WHAT YOU HAVE TO DO: Exact repetition, pictures omitted: give every record below again.

[Saved entries]
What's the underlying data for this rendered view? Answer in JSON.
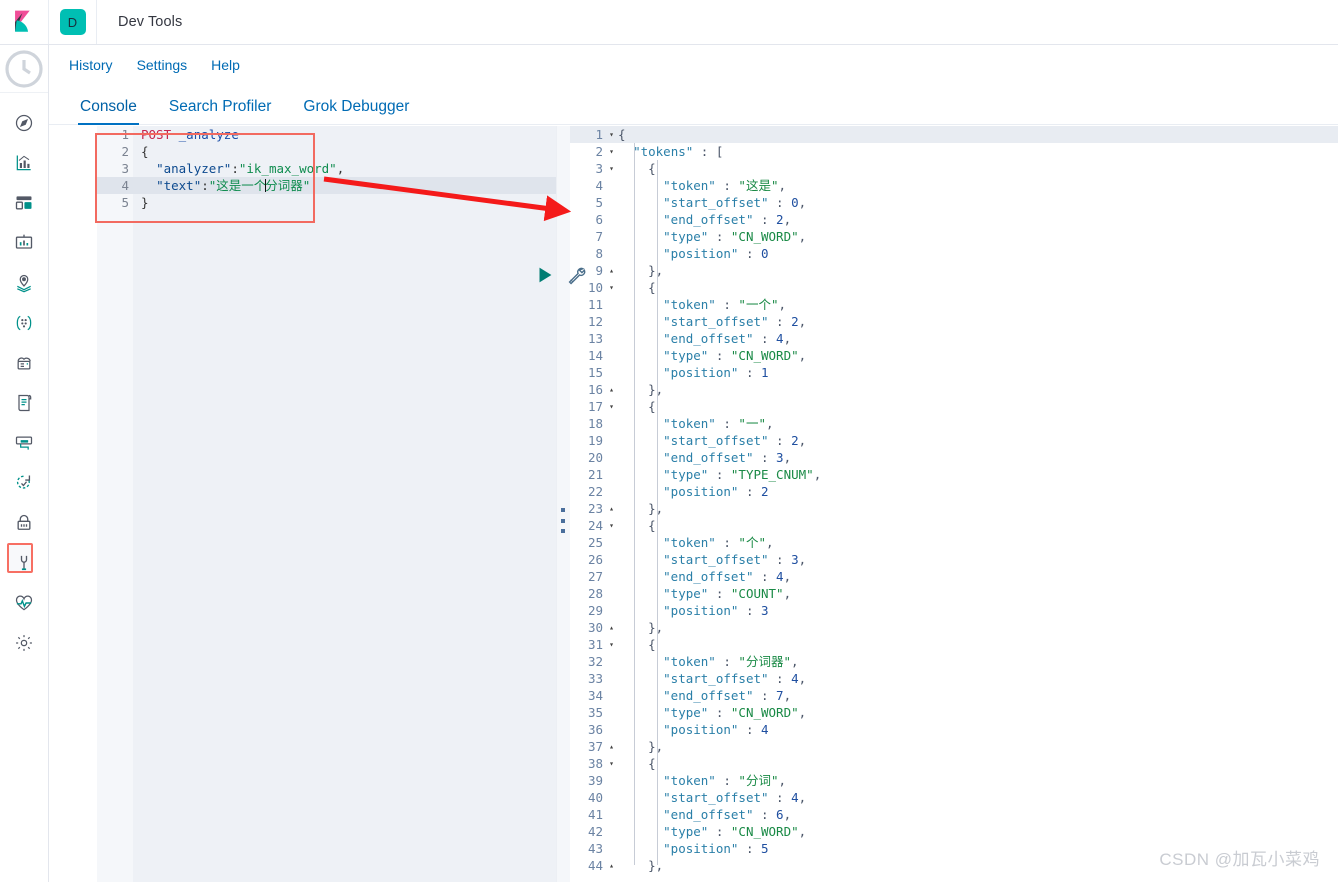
{
  "header": {
    "logo_icon": "kibana-logo",
    "app_badge_letter": "D",
    "title": "Dev Tools"
  },
  "sidebar": {
    "items": [
      {
        "icon": "recently-viewed-clock-icon",
        "active": false
      },
      {
        "icon": "discover-compass-icon",
        "active": false
      },
      {
        "icon": "visualize-chart-icon",
        "active": false
      },
      {
        "icon": "dashboard-layout-icon",
        "active": false
      },
      {
        "icon": "canvas-presentation-icon",
        "active": false
      },
      {
        "icon": "maps-location-icon",
        "active": false
      },
      {
        "icon": "machine-learning-nodes-icon",
        "active": false
      },
      {
        "icon": "infrastructure-server-icon",
        "active": false
      },
      {
        "icon": "logs-document-icon",
        "active": false
      },
      {
        "icon": "apm-monitor-icon",
        "active": false
      },
      {
        "icon": "uptime-refresh-icon",
        "active": false
      },
      {
        "icon": "siem-lock-icon",
        "active": false
      },
      {
        "icon": "dev-tools-wrench-icon",
        "active": true
      },
      {
        "icon": "monitoring-heartbeat-icon",
        "active": false
      },
      {
        "icon": "management-gear-icon",
        "active": false
      }
    ]
  },
  "subnav": {
    "links": [
      {
        "label": "History"
      },
      {
        "label": "Settings"
      },
      {
        "label": "Help"
      }
    ]
  },
  "tabs": [
    {
      "label": "Console",
      "active": true
    },
    {
      "label": "Search Profiler",
      "active": false
    },
    {
      "label": "Grok Debugger",
      "active": false
    }
  ],
  "request_editor": {
    "actions": [
      {
        "name": "send-request-play-button",
        "icon": "play-icon",
        "color": "#017d73"
      },
      {
        "name": "open-documentation-wrench-button",
        "icon": "wrench-icon",
        "color": "#4a6e8a"
      }
    ],
    "highlighted_line": 4,
    "lines": [
      {
        "n": "1",
        "fold": "",
        "text": "POST _analyze"
      },
      {
        "n": "2",
        "fold": "▾",
        "text": "{"
      },
      {
        "n": "3",
        "fold": "",
        "text": "  \"analyzer\":\"ik_max_word\","
      },
      {
        "n": "4",
        "fold": "",
        "text": "  \"text\":\"这是一个分词器\""
      },
      {
        "n": "5",
        "fold": "▴",
        "text": "}"
      }
    ]
  },
  "response_editor": {
    "lines": [
      {
        "n": "1",
        "fold": "▾",
        "text": "{"
      },
      {
        "n": "2",
        "fold": "▾",
        "text": "  \"tokens\" : ["
      },
      {
        "n": "3",
        "fold": "▾",
        "text": "    {"
      },
      {
        "n": "4",
        "fold": "",
        "text": "      \"token\" : \"这是\","
      },
      {
        "n": "5",
        "fold": "",
        "text": "      \"start_offset\" : 0,"
      },
      {
        "n": "6",
        "fold": "",
        "text": "      \"end_offset\" : 2,"
      },
      {
        "n": "7",
        "fold": "",
        "text": "      \"type\" : \"CN_WORD\","
      },
      {
        "n": "8",
        "fold": "",
        "text": "      \"position\" : 0"
      },
      {
        "n": "9",
        "fold": "▴",
        "text": "    },"
      },
      {
        "n": "10",
        "fold": "▾",
        "text": "    {"
      },
      {
        "n": "11",
        "fold": "",
        "text": "      \"token\" : \"一个\","
      },
      {
        "n": "12",
        "fold": "",
        "text": "      \"start_offset\" : 2,"
      },
      {
        "n": "13",
        "fold": "",
        "text": "      \"end_offset\" : 4,"
      },
      {
        "n": "14",
        "fold": "",
        "text": "      \"type\" : \"CN_WORD\","
      },
      {
        "n": "15",
        "fold": "",
        "text": "      \"position\" : 1"
      },
      {
        "n": "16",
        "fold": "▴",
        "text": "    },"
      },
      {
        "n": "17",
        "fold": "▾",
        "text": "    {"
      },
      {
        "n": "18",
        "fold": "",
        "text": "      \"token\" : \"一\","
      },
      {
        "n": "19",
        "fold": "",
        "text": "      \"start_offset\" : 2,"
      },
      {
        "n": "20",
        "fold": "",
        "text": "      \"end_offset\" : 3,"
      },
      {
        "n": "21",
        "fold": "",
        "text": "      \"type\" : \"TYPE_CNUM\","
      },
      {
        "n": "22",
        "fold": "",
        "text": "      \"position\" : 2"
      },
      {
        "n": "23",
        "fold": "▴",
        "text": "    },"
      },
      {
        "n": "24",
        "fold": "▾",
        "text": "    {"
      },
      {
        "n": "25",
        "fold": "",
        "text": "      \"token\" : \"个\","
      },
      {
        "n": "26",
        "fold": "",
        "text": "      \"start_offset\" : 3,"
      },
      {
        "n": "27",
        "fold": "",
        "text": "      \"end_offset\" : 4,"
      },
      {
        "n": "28",
        "fold": "",
        "text": "      \"type\" : \"COUNT\","
      },
      {
        "n": "29",
        "fold": "",
        "text": "      \"position\" : 3"
      },
      {
        "n": "30",
        "fold": "▴",
        "text": "    },"
      },
      {
        "n": "31",
        "fold": "▾",
        "text": "    {"
      },
      {
        "n": "32",
        "fold": "",
        "text": "      \"token\" : \"分词器\","
      },
      {
        "n": "33",
        "fold": "",
        "text": "      \"start_offset\" : 4,"
      },
      {
        "n": "34",
        "fold": "",
        "text": "      \"end_offset\" : 7,"
      },
      {
        "n": "35",
        "fold": "",
        "text": "      \"type\" : \"CN_WORD\","
      },
      {
        "n": "36",
        "fold": "",
        "text": "      \"position\" : 4"
      },
      {
        "n": "37",
        "fold": "▴",
        "text": "    },"
      },
      {
        "n": "38",
        "fold": "▾",
        "text": "    {"
      },
      {
        "n": "39",
        "fold": "",
        "text": "      \"token\" : \"分词\","
      },
      {
        "n": "40",
        "fold": "",
        "text": "      \"start_offset\" : 4,"
      },
      {
        "n": "41",
        "fold": "",
        "text": "      \"end_offset\" : 6,"
      },
      {
        "n": "42",
        "fold": "",
        "text": "      \"type\" : \"CN_WORD\","
      },
      {
        "n": "43",
        "fold": "",
        "text": "      \"position\" : 5"
      },
      {
        "n": "44",
        "fold": "▴",
        "text": "    },"
      }
    ]
  },
  "annotation": {
    "arrow_color": "#f41a1a",
    "box_color": "#f26a60"
  },
  "watermark": "CSDN @加瓦小菜鸡",
  "colors": {
    "accent_teal": "#00bfb3",
    "link_blue": "#006bb4",
    "tab_underline": "#0071c2",
    "play_green": "#017d73"
  }
}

EXERCISE RESULT:
What's the underlying data for this rendered view? Answer in JSON.
{
  "header": {
    "logo_icon": "kibana-logo",
    "app_badge_letter": "D",
    "title": "Dev Tools"
  },
  "sidebar": {
    "items": [
      {
        "icon": "recently-viewed-clock-icon",
        "active": false
      },
      {
        "icon": "discover-compass-icon",
        "active": false
      },
      {
        "icon": "visualize-chart-icon",
        "active": false
      },
      {
        "icon": "dashboard-layout-icon",
        "active": false
      },
      {
        "icon": "canvas-presentation-icon",
        "active": false
      },
      {
        "icon": "maps-location-icon",
        "active": false
      },
      {
        "icon": "machine-learning-nodes-icon",
        "active": false
      },
      {
        "icon": "infrastructure-server-icon",
        "active": false
      },
      {
        "icon": "logs-document-icon",
        "active": false
      },
      {
        "icon": "apm-monitor-icon",
        "active": false
      },
      {
        "icon": "uptime-refresh-icon",
        "active": false
      },
      {
        "icon": "siem-lock-icon",
        "active": false
      },
      {
        "icon": "dev-tools-wrench-icon",
        "active": true
      },
      {
        "icon": "monitoring-heartbeat-icon",
        "active": false
      },
      {
        "icon": "management-gear-icon",
        "active": false
      }
    ]
  },
  "subnav": {
    "links": [
      {
        "label": "History"
      },
      {
        "label": "Settings"
      },
      {
        "label": "Help"
      }
    ]
  },
  "tabs": [
    {
      "label": "Console",
      "active": true
    },
    {
      "label": "Search Profiler",
      "active": false
    },
    {
      "label": "Grok Debugger",
      "active": false
    }
  ],
  "request_editor": {
    "actions": [
      {
        "name": "send-request-play-button",
        "icon": "play-icon",
        "color": "#017d73"
      },
      {
        "name": "open-documentation-wrench-button",
        "icon": "wrench-icon",
        "color": "#4a6e8a"
      }
    ],
    "highlighted_line": 4,
    "lines": [
      {
        "n": "1",
        "fold": "",
        "text": "POST _analyze"
      },
      {
        "n": "2",
        "fold": "▾",
        "text": "{"
      },
      {
        "n": "3",
        "fold": "",
        "text": "  \"analyzer\":\"ik_max_word\","
      },
      {
        "n": "4",
        "fold": "",
        "text": "  \"text\":\"这是一个分词器\""
      },
      {
        "n": "5",
        "fold": "▴",
        "text": "}"
      }
    ]
  },
  "response_editor": {
    "lines": [
      {
        "n": "1",
        "fold": "▾",
        "text": "{"
      },
      {
        "n": "2",
        "fold": "▾",
        "text": "  \"tokens\" : ["
      },
      {
        "n": "3",
        "fold": "▾",
        "text": "    {"
      },
      {
        "n": "4",
        "fold": "",
        "text": "      \"token\" : \"这是\","
      },
      {
        "n": "5",
        "fold": "",
        "text": "      \"start_offset\" : 0,"
      },
      {
        "n": "6",
        "fold": "",
        "text": "      \"end_offset\" : 2,"
      },
      {
        "n": "7",
        "fold": "",
        "text": "      \"type\" : \"CN_WORD\","
      },
      {
        "n": "8",
        "fold": "",
        "text": "      \"position\" : 0"
      },
      {
        "n": "9",
        "fold": "▴",
        "text": "    },"
      },
      {
        "n": "10",
        "fold": "▾",
        "text": "    {"
      },
      {
        "n": "11",
        "fold": "",
        "text": "      \"token\" : \"一个\","
      },
      {
        "n": "12",
        "fold": "",
        "text": "      \"start_offset\" : 2,"
      },
      {
        "n": "13",
        "fold": "",
        "text": "      \"end_offset\" : 4,"
      },
      {
        "n": "14",
        "fold": "",
        "text": "      \"type\" : \"CN_WORD\","
      },
      {
        "n": "15",
        "fold": "",
        "text": "      \"position\" : 1"
      },
      {
        "n": "16",
        "fold": "▴",
        "text": "    },"
      },
      {
        "n": "17",
        "fold": "▾",
        "text": "    {"
      },
      {
        "n": "18",
        "fold": "",
        "text": "      \"token\" : \"一\","
      },
      {
        "n": "19",
        "fold": "",
        "text": "      \"start_offset\" : 2,"
      },
      {
        "n": "20",
        "fold": "",
        "text": "      \"end_offset\" : 3,"
      },
      {
        "n": "21",
        "fold": "",
        "text": "      \"type\" : \"TYPE_CNUM\","
      },
      {
        "n": "22",
        "fold": "",
        "text": "      \"position\" : 2"
      },
      {
        "n": "23",
        "fold": "▴",
        "text": "    },"
      },
      {
        "n": "24",
        "fold": "▾",
        "text": "    {"
      },
      {
        "n": "25",
        "fold": "",
        "text": "      \"token\" : \"个\","
      },
      {
        "n": "26",
        "fold": "",
        "text": "      \"start_offset\" : 3,"
      },
      {
        "n": "27",
        "fold": "",
        "text": "      \"end_offset\" : 4,"
      },
      {
        "n": "28",
        "fold": "",
        "text": "      \"type\" : \"COUNT\","
      },
      {
        "n": "29",
        "fold": "",
        "text": "      \"position\" : 3"
      },
      {
        "n": "30",
        "fold": "▴",
        "text": "    },"
      },
      {
        "n": "31",
        "fold": "▾",
        "text": "    {"
      },
      {
        "n": "32",
        "fold": "",
        "text": "      \"token\" : \"分词器\","
      },
      {
        "n": "33",
        "fold": "",
        "text": "      \"start_offset\" : 4,"
      },
      {
        "n": "34",
        "fold": "",
        "text": "      \"end_offset\" : 7,"
      },
      {
        "n": "35",
        "fold": "",
        "text": "      \"type\" : \"CN_WORD\","
      },
      {
        "n": "36",
        "fold": "",
        "text": "      \"position\" : 4"
      },
      {
        "n": "37",
        "fold": "▴",
        "text": "    },"
      },
      {
        "n": "38",
        "fold": "▾",
        "text": "    {"
      },
      {
        "n": "39",
        "fold": "",
        "text": "      \"token\" : \"分词\","
      },
      {
        "n": "40",
        "fold": "",
        "text": "      \"start_offset\" : 4,"
      },
      {
        "n": "41",
        "fold": "",
        "text": "      \"end_offset\" : 6,"
      },
      {
        "n": "42",
        "fold": "",
        "text": "      \"type\" : \"CN_WORD\","
      },
      {
        "n": "43",
        "fold": "",
        "text": "      \"position\" : 5"
      },
      {
        "n": "44",
        "fold": "▴",
        "text": "    },"
      }
    ]
  },
  "annotation": {
    "arrow_color": "#f41a1a",
    "box_color": "#f26a60"
  },
  "watermark": "CSDN @加瓦小菜鸡",
  "colors": {
    "accent_teal": "#00bfb3",
    "link_blue": "#006bb4",
    "tab_underline": "#0071c2",
    "play_green": "#017d73"
  }
}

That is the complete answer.